§ Problem to solve: All of the data is to be printed again exactly as it appears.

****

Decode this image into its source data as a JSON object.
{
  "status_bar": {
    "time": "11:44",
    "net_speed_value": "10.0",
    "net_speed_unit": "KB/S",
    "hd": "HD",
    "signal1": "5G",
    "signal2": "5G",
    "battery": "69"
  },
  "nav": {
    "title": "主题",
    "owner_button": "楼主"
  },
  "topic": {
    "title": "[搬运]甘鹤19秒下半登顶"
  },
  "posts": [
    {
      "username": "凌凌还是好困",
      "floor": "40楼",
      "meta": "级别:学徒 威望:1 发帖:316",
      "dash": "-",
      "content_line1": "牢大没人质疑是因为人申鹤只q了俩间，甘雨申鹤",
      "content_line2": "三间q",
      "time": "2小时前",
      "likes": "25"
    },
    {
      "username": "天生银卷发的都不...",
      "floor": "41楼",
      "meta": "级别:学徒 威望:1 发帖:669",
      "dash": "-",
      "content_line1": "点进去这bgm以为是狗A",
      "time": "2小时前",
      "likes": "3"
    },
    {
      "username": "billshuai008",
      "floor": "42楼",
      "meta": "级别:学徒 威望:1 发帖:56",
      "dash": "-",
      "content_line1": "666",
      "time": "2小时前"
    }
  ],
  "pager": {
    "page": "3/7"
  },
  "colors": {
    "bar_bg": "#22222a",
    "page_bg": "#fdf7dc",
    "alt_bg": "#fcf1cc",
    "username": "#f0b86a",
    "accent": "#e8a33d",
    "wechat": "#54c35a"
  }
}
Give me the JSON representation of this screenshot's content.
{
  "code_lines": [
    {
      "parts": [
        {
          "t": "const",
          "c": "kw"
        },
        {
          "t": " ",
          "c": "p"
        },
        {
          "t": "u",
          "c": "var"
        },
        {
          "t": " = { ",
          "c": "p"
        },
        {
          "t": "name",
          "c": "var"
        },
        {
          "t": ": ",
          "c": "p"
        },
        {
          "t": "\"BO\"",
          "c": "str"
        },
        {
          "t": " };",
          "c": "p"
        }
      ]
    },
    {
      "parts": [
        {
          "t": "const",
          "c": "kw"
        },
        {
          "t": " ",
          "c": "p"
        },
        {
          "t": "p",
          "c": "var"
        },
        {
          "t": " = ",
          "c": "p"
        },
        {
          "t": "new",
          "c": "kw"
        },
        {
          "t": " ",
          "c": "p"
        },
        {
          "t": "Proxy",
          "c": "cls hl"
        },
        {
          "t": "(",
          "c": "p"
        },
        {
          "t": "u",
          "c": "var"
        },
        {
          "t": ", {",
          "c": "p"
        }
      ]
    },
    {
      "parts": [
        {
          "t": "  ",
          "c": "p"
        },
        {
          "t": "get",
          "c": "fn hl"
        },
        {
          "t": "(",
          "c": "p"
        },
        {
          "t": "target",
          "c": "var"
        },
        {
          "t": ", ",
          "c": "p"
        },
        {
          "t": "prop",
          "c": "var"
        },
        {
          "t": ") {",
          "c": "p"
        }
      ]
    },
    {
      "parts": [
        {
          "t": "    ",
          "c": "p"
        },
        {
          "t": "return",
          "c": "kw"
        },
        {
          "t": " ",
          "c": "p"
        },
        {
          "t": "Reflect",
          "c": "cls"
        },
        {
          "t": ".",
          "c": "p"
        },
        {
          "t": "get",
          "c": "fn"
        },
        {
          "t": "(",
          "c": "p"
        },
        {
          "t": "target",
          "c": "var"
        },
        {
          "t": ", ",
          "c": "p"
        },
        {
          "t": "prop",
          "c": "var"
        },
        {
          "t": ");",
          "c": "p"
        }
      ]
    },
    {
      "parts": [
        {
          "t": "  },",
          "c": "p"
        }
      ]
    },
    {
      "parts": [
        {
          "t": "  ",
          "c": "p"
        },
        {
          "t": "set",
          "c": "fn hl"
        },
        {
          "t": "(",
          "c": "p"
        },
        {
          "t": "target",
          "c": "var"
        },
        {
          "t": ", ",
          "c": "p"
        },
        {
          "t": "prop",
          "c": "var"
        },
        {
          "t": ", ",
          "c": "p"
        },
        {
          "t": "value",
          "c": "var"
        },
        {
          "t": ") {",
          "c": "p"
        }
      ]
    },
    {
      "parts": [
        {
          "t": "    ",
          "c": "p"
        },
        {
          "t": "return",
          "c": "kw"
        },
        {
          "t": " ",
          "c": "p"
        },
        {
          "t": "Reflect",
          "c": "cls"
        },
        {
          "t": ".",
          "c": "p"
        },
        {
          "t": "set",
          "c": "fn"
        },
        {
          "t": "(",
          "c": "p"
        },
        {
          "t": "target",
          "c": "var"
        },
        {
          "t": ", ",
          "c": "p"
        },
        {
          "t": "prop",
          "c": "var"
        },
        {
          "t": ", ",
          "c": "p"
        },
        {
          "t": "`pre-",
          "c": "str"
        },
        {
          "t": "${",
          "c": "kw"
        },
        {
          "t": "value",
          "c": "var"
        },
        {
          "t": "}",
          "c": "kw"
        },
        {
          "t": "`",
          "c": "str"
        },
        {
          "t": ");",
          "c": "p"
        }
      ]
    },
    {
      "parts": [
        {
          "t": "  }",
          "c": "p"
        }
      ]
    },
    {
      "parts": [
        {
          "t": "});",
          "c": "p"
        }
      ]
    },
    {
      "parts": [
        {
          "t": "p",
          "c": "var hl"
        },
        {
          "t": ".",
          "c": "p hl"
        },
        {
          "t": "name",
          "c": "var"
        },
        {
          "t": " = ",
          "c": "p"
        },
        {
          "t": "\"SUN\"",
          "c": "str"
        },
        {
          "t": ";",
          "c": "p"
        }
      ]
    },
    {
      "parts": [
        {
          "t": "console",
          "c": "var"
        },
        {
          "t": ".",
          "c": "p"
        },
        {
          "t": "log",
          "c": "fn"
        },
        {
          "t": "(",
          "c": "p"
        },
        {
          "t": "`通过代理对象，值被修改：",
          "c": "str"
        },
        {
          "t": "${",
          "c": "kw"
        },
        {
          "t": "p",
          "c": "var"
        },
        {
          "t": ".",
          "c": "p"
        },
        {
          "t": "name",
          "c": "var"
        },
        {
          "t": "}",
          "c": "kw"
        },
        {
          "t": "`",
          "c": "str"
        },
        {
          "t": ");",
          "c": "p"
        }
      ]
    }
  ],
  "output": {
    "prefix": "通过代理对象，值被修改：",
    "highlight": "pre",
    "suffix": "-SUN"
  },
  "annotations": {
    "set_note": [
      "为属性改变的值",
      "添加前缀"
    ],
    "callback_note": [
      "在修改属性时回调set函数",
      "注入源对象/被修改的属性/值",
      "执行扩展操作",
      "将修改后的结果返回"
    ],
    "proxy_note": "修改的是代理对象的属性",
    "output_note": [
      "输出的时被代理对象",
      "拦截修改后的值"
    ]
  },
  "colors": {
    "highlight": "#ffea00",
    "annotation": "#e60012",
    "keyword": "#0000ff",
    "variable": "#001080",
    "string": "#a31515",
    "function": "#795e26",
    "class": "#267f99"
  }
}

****

§ Solution to this problem:
Decode this image into its source data as a JSON object.
{
  "status_bar": {
    "time": "11:44",
    "net_speed_value": "10.0",
    "net_speed_unit": "KB/S",
    "hd": "HD",
    "signal1": "5G",
    "signal2": "5G",
    "battery": "69"
  },
  "nav": {
    "title": "主题",
    "owner_button": "楼主"
  },
  "topic": {
    "title": "[搬运]甘鹤19秒下半登顶"
  },
  "posts": [
    {
      "username": "凌凌还是好困",
      "floor": "40楼",
      "meta": "级别:学徒 威望:1 发帖:316",
      "dash": "-",
      "content_line1": "牢大没人质疑是因为人申鹤只q了俩间，甘雨申鹤",
      "content_line2": "三间q",
      "time": "2小时前",
      "likes": "25"
    },
    {
      "username": "天生银卷发的都不...",
      "floor": "41楼",
      "meta": "级别:学徒 威望:1 发帖:669",
      "dash": "-",
      "content_line1": "点进去这bgm以为是狗A",
      "time": "2小时前",
      "likes": "3"
    },
    {
      "username": "billshuai008",
      "floor": "42楼",
      "meta": "级别:学徒 威望:1 发帖:56",
      "dash": "-",
      "content_line1": "666",
      "time": "2小时前"
    }
  ],
  "pager": {
    "page": "3/7"
  },
  "colors": {
    "bar_bg": "#22222a",
    "page_bg": "#fdf7dc",
    "alt_bg": "#fcf1cc",
    "username": "#f0b86a",
    "accent": "#e8a33d",
    "wechat": "#54c35a"
  }
}
Give me the JSON representation of this screenshot's content.
{
  "code_lines": [
    {
      "parts": [
        {
          "t": "const",
          "c": "kw"
        },
        {
          "t": " ",
          "c": "p"
        },
        {
          "t": "u",
          "c": "var"
        },
        {
          "t": " = { ",
          "c": "p"
        },
        {
          "t": "name",
          "c": "var"
        },
        {
          "t": ": ",
          "c": "p"
        },
        {
          "t": "\"BO\"",
          "c": "str"
        },
        {
          "t": " };",
          "c": "p"
        }
      ]
    },
    {
      "parts": [
        {
          "t": "const",
          "c": "kw"
        },
        {
          "t": " ",
          "c": "p"
        },
        {
          "t": "p",
          "c": "var"
        },
        {
          "t": " = ",
          "c": "p"
        },
        {
          "t": "new",
          "c": "kw"
        },
        {
          "t": " ",
          "c": "p"
        },
        {
          "t": "Proxy",
          "c": "cls hl"
        },
        {
          "t": "(",
          "c": "p"
        },
        {
          "t": "u",
          "c": "var"
        },
        {
          "t": ", {",
          "c": "p"
        }
      ]
    },
    {
      "parts": [
        {
          "t": "  ",
          "c": "p"
        },
        {
          "t": "get",
          "c": "fn hl"
        },
        {
          "t": "(",
          "c": "p"
        },
        {
          "t": "target",
          "c": "var"
        },
        {
          "t": ", ",
          "c": "p"
        },
        {
          "t": "prop",
          "c": "var"
        },
        {
          "t": ") {",
          "c": "p"
        }
      ]
    },
    {
      "parts": [
        {
          "t": "    ",
          "c": "p"
        },
        {
          "t": "return",
          "c": "kw"
        },
        {
          "t": " ",
          "c": "p"
        },
        {
          "t": "Reflect",
          "c": "cls"
        },
        {
          "t": ".",
          "c": "p"
        },
        {
          "t": "get",
          "c": "fn"
        },
        {
          "t": "(",
          "c": "p"
        },
        {
          "t": "target",
          "c": "var"
        },
        {
          "t": ", ",
          "c": "p"
        },
        {
          "t": "prop",
          "c": "var"
        },
        {
          "t": ");",
          "c": "p"
        }
      ]
    },
    {
      "parts": [
        {
          "t": "  },",
          "c": "p"
        }
      ]
    },
    {
      "parts": [
        {
          "t": "  ",
          "c": "p"
        },
        {
          "t": "set",
          "c": "fn hl"
        },
        {
          "t": "(",
          "c": "p"
        },
        {
          "t": "target",
          "c": "var"
        },
        {
          "t": ", ",
          "c": "p"
        },
        {
          "t": "prop",
          "c": "var"
        },
        {
          "t": ", ",
          "c": "p"
        },
        {
          "t": "value",
          "c": "var"
        },
        {
          "t": ") {",
          "c": "p"
        }
      ]
    },
    {
      "parts": [
        {
          "t": "    ",
          "c": "p"
        },
        {
          "t": "return",
          "c": "kw"
        },
        {
          "t": " ",
          "c": "p"
        },
        {
          "t": "Reflect",
          "c": "cls"
        },
        {
          "t": ".",
          "c": "p"
        },
        {
          "t": "set",
          "c": "fn"
        },
        {
          "t": "(",
          "c": "p"
        },
        {
          "t": "target",
          "c": "var"
        },
        {
          "t": ", ",
          "c": "p"
        },
        {
          "t": "prop",
          "c": "var"
        },
        {
          "t": ", ",
          "c": "p"
        },
        {
          "t": "`pre-",
          "c": "str"
        },
        {
          "t": "${",
          "c": "kw"
        },
        {
          "t": "value",
          "c": "var"
        },
        {
          "t": "}",
          "c": "kw"
        },
        {
          "t": "`",
          "c": "str"
        },
        {
          "t": ");",
          "c": "p"
        }
      ]
    },
    {
      "parts": [
        {
          "t": "  }",
          "c": "p"
        }
      ]
    },
    {
      "parts": [
        {
          "t": "});",
          "c": "p"
        }
      ]
    },
    {
      "parts": [
        {
          "t": "p",
          "c": "var hl"
        },
        {
          "t": ".",
          "c": "p hl"
        },
        {
          "t": "name",
          "c": "var"
        },
        {
          "t": " = ",
          "c": "p"
        },
        {
          "t": "\"SUN\"",
          "c": "str"
        },
        {
          "t": ";",
          "c": "p"
        }
      ]
    },
    {
      "parts": [
        {
          "t": "console",
          "c": "var"
        },
        {
          "t": ".",
          "c": "p"
        },
        {
          "t": "log",
          "c": "fn"
        },
        {
          "t": "(",
          "c": "p"
        },
        {
          "t": "`通过代理对象，值被修改：",
          "c": "str"
        },
        {
          "t": "${",
          "c": "kw"
        },
        {
          "t": "p",
          "c": "var"
        },
        {
          "t": ".",
          "c": "p"
        },
        {
          "t": "name",
          "c": "var"
        },
        {
          "t": "}",
          "c": "kw"
        },
        {
          "t": "`",
          "c": "str"
        },
        {
          "t": ");",
          "c": "p"
        }
      ]
    }
  ],
  "output": {
    "prefix": "通过代理对象，值被修改：",
    "highlight": "pre",
    "suffix": "-SUN"
  },
  "annotations": {
    "set_note": [
      "为属性改变的值",
      "添加前缀"
    ],
    "callback_note": [
      "在修改属性时回调set函数",
      "注入源对象/被修改的属性/值",
      "执行扩展操作",
      "将修改后的结果返回"
    ],
    "proxy_note": "修改的是代理对象的属性",
    "output_note": [
      "输出的时被代理对象",
      "拦截修改后的值"
    ]
  },
  "colors": {
    "highlight": "#ffea00",
    "annotation": "#e60012",
    "keyword": "#0000ff",
    "variable": "#001080",
    "string": "#a31515",
    "function": "#795e26",
    "class": "#267f99"
  }
}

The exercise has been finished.